▶ [Exercise instructions] Return, from the listing below, each line where the word "value" appears.

▶ [Task input]
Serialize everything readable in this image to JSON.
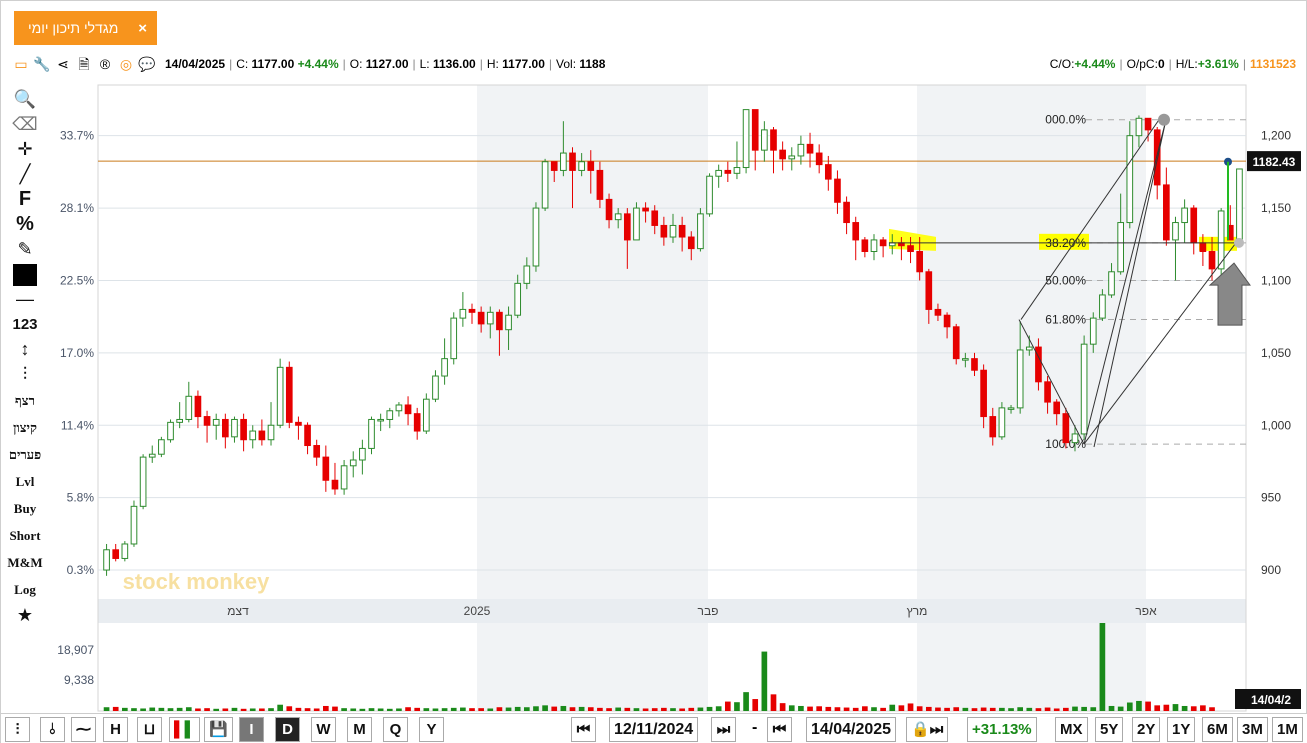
{
  "tab": {
    "title": "מגדלי תיכון יומי",
    "close": "×"
  },
  "info": {
    "date": "14/04/2025",
    "close_label": "C:",
    "close": "1177.00",
    "change": "+4.44%",
    "open_label": "O:",
    "open": "1127.00",
    "low_label": "L:",
    "low": "1136.00",
    "high_label": "H:",
    "high": "1177.00",
    "vol_label": "Vol:",
    "vol": "1188",
    "co_label": "C/O:",
    "co": "+4.44%",
    "opc_label": "O/pC:",
    "opc": "0",
    "hl_label": "H/L:",
    "hl": "+3.61%",
    "code": "1131523"
  },
  "left_tools": {
    "f": "F",
    "pct": "%",
    "num": "123",
    "t1": "רצף",
    "t2": "קיצון",
    "t3": "פערים",
    "lvl": "Lvl",
    "buy": "Buy",
    "short": "Short",
    "mm": "M&M",
    "log": "Log"
  },
  "colors": {
    "up": "#2e8b2e",
    "down": "#e60000",
    "accent": "#f7941d",
    "fib_highlight": "#ffff00"
  },
  "bottom": {
    "intervals": [
      "I",
      "D",
      "W",
      "M",
      "Q",
      "Y"
    ],
    "from_date": "12/11/2024",
    "dash": "-",
    "to_date": "14/04/2025",
    "period_change": "+31.13%",
    "ranges": [
      "MX",
      "5Y",
      "2Y",
      "1Y",
      "6M",
      "3M",
      "1M"
    ]
  },
  "chart_data": {
    "type": "candlestick",
    "title": "",
    "watermark": "stock monkey",
    "x_month_labels": [
      "דצמ",
      "2025",
      "פבר",
      "מרץ",
      "אפר"
    ],
    "y_right_ticks": [
      "1,200",
      "1,150",
      "1,100",
      "1,050",
      "1,000",
      "950",
      "900"
    ],
    "y_left_ticks": [
      "33.7%",
      "28.1%",
      "22.5%",
      "17.0%",
      "11.4%",
      "5.8%",
      "0.3%"
    ],
    "ylim": [
      880,
      1235
    ],
    "last_price_label": "1182.43",
    "horizontal_line": 1182.43,
    "fib_levels": [
      {
        "label": "000.0%",
        "value": 1211
      },
      {
        "label": "38.20%",
        "value": 1126
      },
      {
        "label": "50.00%",
        "value": 1100
      },
      {
        "label": "61.80%",
        "value": 1073
      },
      {
        "label": "100.0%",
        "value": 987
      }
    ],
    "volume_ticks": [
      "18,907",
      "9,338"
    ],
    "volume_last_date": "14/04/2",
    "candles": [
      [
        900,
        914,
        896,
        918
      ],
      [
        914,
        908,
        906,
        918
      ],
      [
        908,
        918,
        906,
        920
      ],
      [
        918,
        944,
        916,
        948
      ],
      [
        944,
        978,
        942,
        980
      ],
      [
        978,
        980,
        974,
        986
      ],
      [
        980,
        990,
        978,
        992
      ],
      [
        990,
        1002,
        988,
        1004
      ],
      [
        1002,
        1004,
        998,
        1016
      ],
      [
        1004,
        1020,
        1002,
        1030
      ],
      [
        1020,
        1006,
        998,
        1024
      ],
      [
        1006,
        1000,
        988,
        1010
      ],
      [
        1000,
        1004,
        990,
        1008
      ],
      [
        1004,
        992,
        984,
        1008
      ],
      [
        992,
        1004,
        988,
        1006
      ],
      [
        1004,
        990,
        982,
        1008
      ],
      [
        990,
        996,
        984,
        1000
      ],
      [
        996,
        990,
        986,
        1004
      ],
      [
        990,
        1000,
        986,
        1016
      ],
      [
        1000,
        1040,
        998,
        1046
      ],
      [
        1040,
        1002,
        998,
        1044
      ],
      [
        1002,
        1000,
        990,
        1006
      ],
      [
        1000,
        986,
        980,
        1002
      ],
      [
        986,
        978,
        972,
        990
      ],
      [
        978,
        962,
        954,
        986
      ],
      [
        962,
        956,
        952,
        974
      ],
      [
        956,
        972,
        952,
        976
      ],
      [
        972,
        976,
        964,
        982
      ],
      [
        976,
        984,
        966,
        990
      ],
      [
        984,
        1004,
        980,
        1006
      ],
      [
        1004,
        1004,
        996,
        1008
      ],
      [
        1004,
        1010,
        998,
        1012
      ],
      [
        1010,
        1014,
        1006,
        1016
      ],
      [
        1014,
        1008,
        1000,
        1020
      ],
      [
        1008,
        996,
        990,
        1012
      ],
      [
        996,
        1018,
        994,
        1022
      ],
      [
        1018,
        1034,
        1016,
        1038
      ],
      [
        1034,
        1046,
        1028,
        1060
      ],
      [
        1046,
        1074,
        1042,
        1078
      ],
      [
        1074,
        1080,
        1068,
        1092
      ],
      [
        1080,
        1078,
        1070,
        1084
      ],
      [
        1078,
        1070,
        1064,
        1082
      ],
      [
        1070,
        1078,
        1060,
        1082
      ],
      [
        1078,
        1066,
        1048,
        1080
      ],
      [
        1066,
        1076,
        1052,
        1082
      ],
      [
        1076,
        1098,
        1074,
        1104
      ],
      [
        1098,
        1110,
        1094,
        1116
      ],
      [
        1110,
        1150,
        1106,
        1154
      ],
      [
        1150,
        1182,
        1148,
        1184
      ],
      [
        1182,
        1176,
        1168,
        1182
      ],
      [
        1176,
        1188,
        1172,
        1210
      ],
      [
        1188,
        1176,
        1150,
        1192
      ],
      [
        1176,
        1182,
        1172,
        1188
      ],
      [
        1182,
        1176,
        1160,
        1190
      ],
      [
        1176,
        1156,
        1150,
        1182
      ],
      [
        1156,
        1142,
        1136,
        1160
      ],
      [
        1142,
        1146,
        1136,
        1150
      ],
      [
        1146,
        1128,
        1108,
        1150
      ],
      [
        1128,
        1150,
        1142,
        1154
      ],
      [
        1150,
        1148,
        1140,
        1154
      ],
      [
        1148,
        1138,
        1132,
        1152
      ],
      [
        1138,
        1130,
        1124,
        1144
      ],
      [
        1130,
        1138,
        1126,
        1146
      ],
      [
        1138,
        1130,
        1120,
        1144
      ],
      [
        1130,
        1122,
        1114,
        1134
      ],
      [
        1122,
        1146,
        1120,
        1150
      ],
      [
        1146,
        1172,
        1144,
        1174
      ],
      [
        1172,
        1176,
        1164,
        1180
      ],
      [
        1176,
        1174,
        1168,
        1182
      ],
      [
        1174,
        1178,
        1170,
        1196
      ],
      [
        1178,
        1218,
        1174,
        1218
      ],
      [
        1218,
        1190,
        1176,
        1218
      ],
      [
        1190,
        1204,
        1182,
        1210
      ],
      [
        1204,
        1190,
        1174,
        1206
      ],
      [
        1190,
        1184,
        1176,
        1196
      ],
      [
        1184,
        1186,
        1176,
        1192
      ],
      [
        1186,
        1194,
        1180,
        1200
      ],
      [
        1194,
        1188,
        1178,
        1202
      ],
      [
        1188,
        1180,
        1174,
        1194
      ],
      [
        1180,
        1170,
        1162,
        1186
      ],
      [
        1170,
        1154,
        1146,
        1176
      ],
      [
        1154,
        1140,
        1132,
        1158
      ],
      [
        1140,
        1128,
        1114,
        1144
      ],
      [
        1128,
        1120,
        1116,
        1130
      ],
      [
        1120,
        1128,
        1114,
        1132
      ],
      [
        1128,
        1124,
        1116,
        1130
      ],
      [
        1124,
        1126,
        1118,
        1132
      ],
      [
        1126,
        1124,
        1114,
        1130
      ],
      [
        1124,
        1120,
        1112,
        1130
      ],
      [
        1120,
        1106,
        1100,
        1130
      ],
      [
        1106,
        1080,
        1070,
        1108
      ],
      [
        1080,
        1076,
        1072,
        1084
      ],
      [
        1076,
        1068,
        1060,
        1078
      ],
      [
        1068,
        1046,
        1042,
        1070
      ],
      [
        1046,
        1046,
        1040,
        1050
      ],
      [
        1046,
        1038,
        1034,
        1050
      ],
      [
        1038,
        1006,
        998,
        1042
      ],
      [
        1006,
        992,
        986,
        1012
      ],
      [
        992,
        1012,
        990,
        1016
      ],
      [
        1012,
        1012,
        1008,
        1014
      ],
      [
        1012,
        1052,
        1008,
        1072
      ],
      [
        1052,
        1054,
        1048,
        1062
      ],
      [
        1054,
        1030,
        1024,
        1060
      ],
      [
        1030,
        1016,
        1008,
        1034
      ],
      [
        1016,
        1008,
        1000,
        1018
      ],
      [
        1008,
        988,
        984,
        1012
      ],
      [
        988,
        994,
        982,
        1000
      ],
      [
        994,
        1056,
        990,
        1062
      ],
      [
        1056,
        1074,
        1050,
        1078
      ],
      [
        1074,
        1090,
        1072,
        1094
      ],
      [
        1090,
        1106,
        1088,
        1112
      ],
      [
        1106,
        1140,
        1104,
        1160
      ],
      [
        1140,
        1200,
        1136,
        1210
      ],
      [
        1200,
        1212,
        1192,
        1214
      ],
      [
        1212,
        1204,
        1196,
        1212
      ],
      [
        1204,
        1166,
        1156,
        1206
      ],
      [
        1166,
        1128,
        1124,
        1178
      ],
      [
        1128,
        1140,
        1100,
        1144
      ],
      [
        1140,
        1150,
        1126,
        1156
      ],
      [
        1150,
        1126,
        1118,
        1152
      ],
      [
        1126,
        1120,
        1110,
        1132
      ],
      [
        1120,
        1108,
        1100,
        1130
      ],
      [
        1108,
        1148,
        1100,
        1150
      ],
      [
        1138,
        1128,
        1128,
        1152
      ],
      [
        1127,
        1177,
        1136,
        1177
      ]
    ],
    "volumes": [
      1200,
      1300,
      1000,
      900,
      800,
      1100,
      1000,
      900,
      1000,
      1200,
      800,
      900,
      700,
      800,
      1000,
      700,
      800,
      800,
      900,
      2000,
      1500,
      1000,
      900,
      800,
      1600,
      1400,
      900,
      800,
      700,
      900,
      800,
      700,
      800,
      1200,
      1000,
      900,
      800,
      900,
      1000,
      1100,
      900,
      900,
      800,
      1200,
      1100,
      1300,
      1200,
      1500,
      1800,
      1400,
      1600,
      1200,
      1300,
      1200,
      1000,
      900,
      1100,
      1000,
      900,
      800,
      900,
      1000,
      900,
      800,
      1000,
      1100,
      1300,
      1500,
      3000,
      2800,
      6000,
      3800,
      18907,
      5300,
      2500,
      1800,
      1600,
      1400,
      1500,
      1300,
      1200,
      1100,
      1000,
      1500,
      1200,
      1000,
      2000,
      1800,
      2400,
      1500,
      1300,
      1100,
      1000,
      1200,
      1000,
      900,
      1100,
      1000,
      1000,
      900,
      1200,
      1000,
      900,
      1100,
      800,
      1000,
      1400,
      1300,
      1200,
      28000,
      1600,
      1400,
      2700,
      3200,
      3000,
      1800,
      2000,
      2200,
      1600,
      1500,
      1800,
      1188
    ]
  }
}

▶ [Solution for this problem]
        "value": 1211
        "value": 1126
        "value": 1100
        "value": 1073
        "value": 987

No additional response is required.